> [RAW DATA]:
········
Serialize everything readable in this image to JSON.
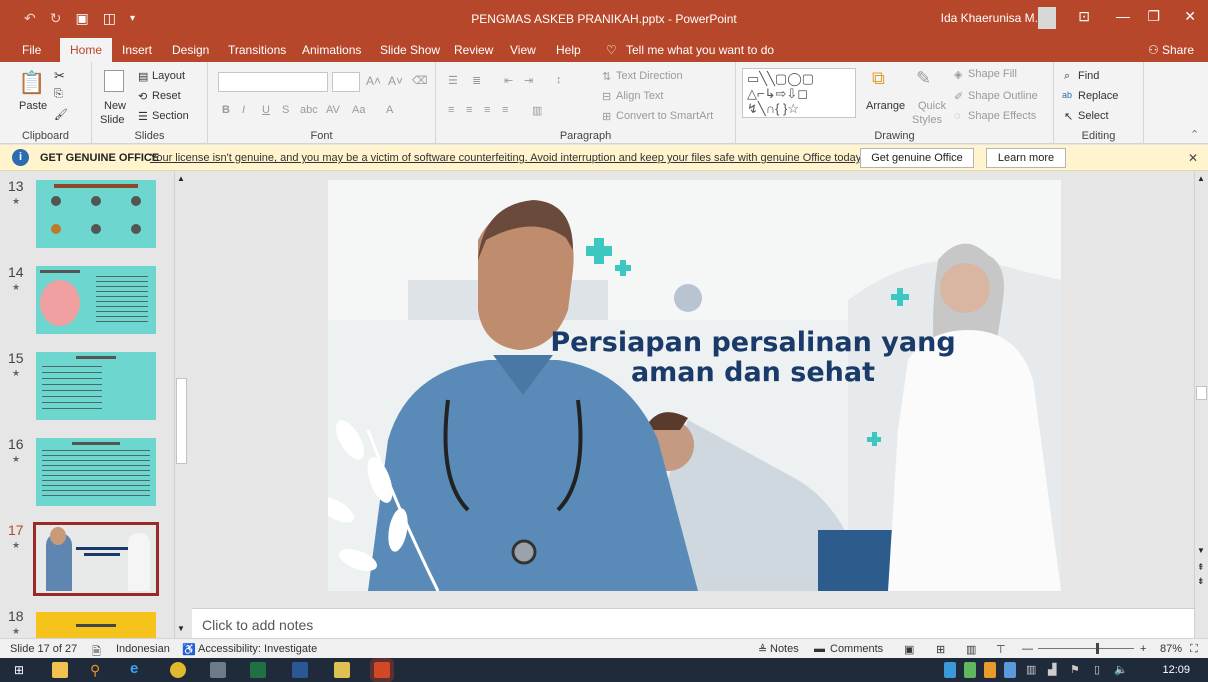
{
  "window": {
    "title": "PENGMAS ASKEB PRANIKAH.pptx - PowerPoint",
    "user": "Ida Khaerunisa M."
  },
  "tabs": [
    "File",
    "Home",
    "Insert",
    "Design",
    "Transitions",
    "Animations",
    "Slide Show",
    "Review",
    "View",
    "Help"
  ],
  "tell_me": "Tell me what you want to do",
  "share": "Share",
  "ribbon": {
    "clipboard": {
      "paste": "Paste",
      "label": "Clipboard"
    },
    "slides": {
      "new_slide": "New",
      "new_slide2": "Slide",
      "layout": "Layout",
      "reset": "Reset",
      "section": "Section",
      "label": "Slides"
    },
    "font": {
      "label": "Font"
    },
    "paragraph": {
      "text_direction": "Text Direction",
      "align_text": "Align Text",
      "smartart": "Convert to SmartArt",
      "label": "Paragraph"
    },
    "drawing": {
      "arrange": "Arrange",
      "quick": "Quick",
      "styles": "Styles",
      "shape_fill": "Shape Fill",
      "shape_outline": "Shape Outline",
      "shape_effects": "Shape Effects",
      "label": "Drawing"
    },
    "editing": {
      "find": "Find",
      "replace": "Replace",
      "select": "Select",
      "label": "Editing"
    }
  },
  "infobar": {
    "title": "GET GENUINE OFFICE",
    "message": "Your license isn't genuine, and you may be a victim of software counterfeiting. Avoid interruption and keep your files safe with genuine Office today.",
    "btn_genuine": "Get genuine Office",
    "btn_learn": "Learn more"
  },
  "thumbnails": [
    {
      "num": "13"
    },
    {
      "num": "14"
    },
    {
      "num": "15"
    },
    {
      "num": "16"
    },
    {
      "num": "17"
    },
    {
      "num": "18"
    }
  ],
  "slide": {
    "title": "Persiapan persalinan yang aman dan sehat"
  },
  "notes_placeholder": "Click to add notes",
  "status": {
    "slide": "Slide 17 of 27",
    "language": "Indonesian",
    "accessibility": "Accessibility: Investigate",
    "notes": "Notes",
    "comments": "Comments",
    "zoom": "87%"
  },
  "clock": "12:09",
  "colors": {
    "accent": "#b7472a",
    "title_blue": "#1a3a6a",
    "teal": "#3cc8c0"
  }
}
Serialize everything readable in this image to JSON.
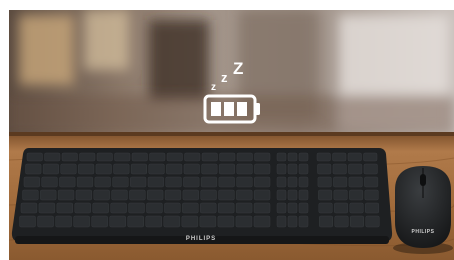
{
  "banner": {
    "title_fragment": "",
    "title_color": "#1a73d9"
  },
  "photo": {
    "subject": "keyboard-and-mouse-on-desk",
    "icons": [
      "sleep-zzz-icon",
      "battery-icon"
    ],
    "keyboard_brand": "PHILIPS",
    "mouse_brand": "PHILIPS",
    "colors": {
      "keyboard": "#1e2022",
      "keys": "#2b2e31",
      "desk": "#a16a3c",
      "icon": "#ffffff"
    }
  }
}
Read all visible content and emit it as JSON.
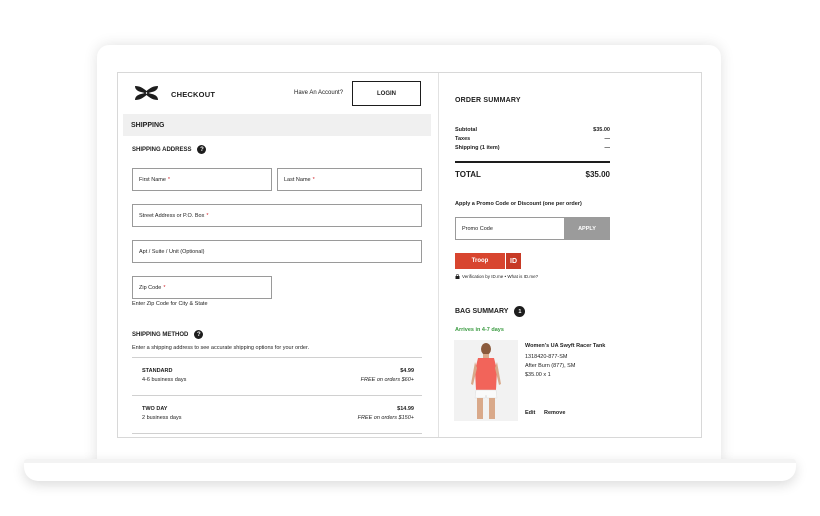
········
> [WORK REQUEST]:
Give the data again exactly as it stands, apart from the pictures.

> [COMPLETED TASK]:
Serialize everything readable in this image to JSON.
{
  "window": {
    "title": "PENGMAS ASKEB PRANIKAH.pptx - PowerPoint",
    "user": "Ida Khaerunisa M."
  },
  "tabs": [
    "File",
    "Home",
    "Insert",
    "Design",
    "Transitions",
    "Animations",
    "Slide Show",
    "Review",
    "View",
    "Help"
  ],
  "tell_me": "Tell me what you want to do",
  "share": "Share",
  "ribbon": {
    "clipboard": {
      "paste": "Paste",
      "label": "Clipboard"
    },
    "slides": {
      "new_slide": "New",
      "new_slide2": "Slide",
      "layout": "Layout",
      "reset": "Reset",
      "section": "Section",
      "label": "Slides"
    },
    "font": {
      "label": "Font"
    },
    "paragraph": {
      "text_direction": "Text Direction",
      "align_text": "Align Text",
      "smartart": "Convert to SmartArt",
      "label": "Paragraph"
    },
    "drawing": {
      "arrange": "Arrange",
      "quick": "Quick",
      "styles": "Styles",
      "shape_fill": "Shape Fill",
      "shape_outline": "Shape Outline",
      "shape_effects": "Shape Effects",
      "label": "Drawing"
    },
    "editing": {
      "find": "Find",
      "replace": "Replace",
      "select": "Select",
      "label": "Editing"
    }
  },
  "infobar": {
    "title": "GET GENUINE OFFICE",
    "message": "Your license isn't genuine, and you may be a victim of software counterfeiting. Avoid interruption and keep your files safe with genuine Office today.",
    "btn_genuine": "Get genuine Office",
    "btn_learn": "Learn more"
  },
  "thumbnails": [
    {
      "num": "13"
    },
    {
      "num": "14"
    },
    {
      "num": "15"
    },
    {
      "num": "16"
    },
    {
      "num": "17"
    },
    {
      "num": "18"
    }
  ],
  "slide": {
    "title": "Persiapan persalinan yang aman dan sehat"
  },
  "notes_placeholder": "Click to add notes",
  "status": {
    "slide": "Slide 17 of 27",
    "language": "Indonesian",
    "accessibility": "Accessibility: Investigate",
    "notes": "Notes",
    "comments": "Comments",
    "zoom": "87%"
  },
  "clock": "12:09",
  "colors": {
    "accent": "#b7472a",
    "title_blue": "#1a3a6a",
    "teal": "#3cc8c0"
  }
}
Serialize everything readable in this image to JSON.
{
  "banner": {
    "title_fragment": "",
    "title_color": "#1a73d9"
  },
  "photo": {
    "subject": "keyboard-and-mouse-on-desk",
    "icons": [
      "sleep-zzz-icon",
      "battery-icon"
    ],
    "keyboard_brand": "PHILIPS",
    "mouse_brand": "PHILIPS",
    "colors": {
      "keyboard": "#1e2022",
      "keys": "#2b2e31",
      "desk": "#a16a3c",
      "icon": "#ffffff"
    }
  }
}
Read all visible content and emit it as JSON.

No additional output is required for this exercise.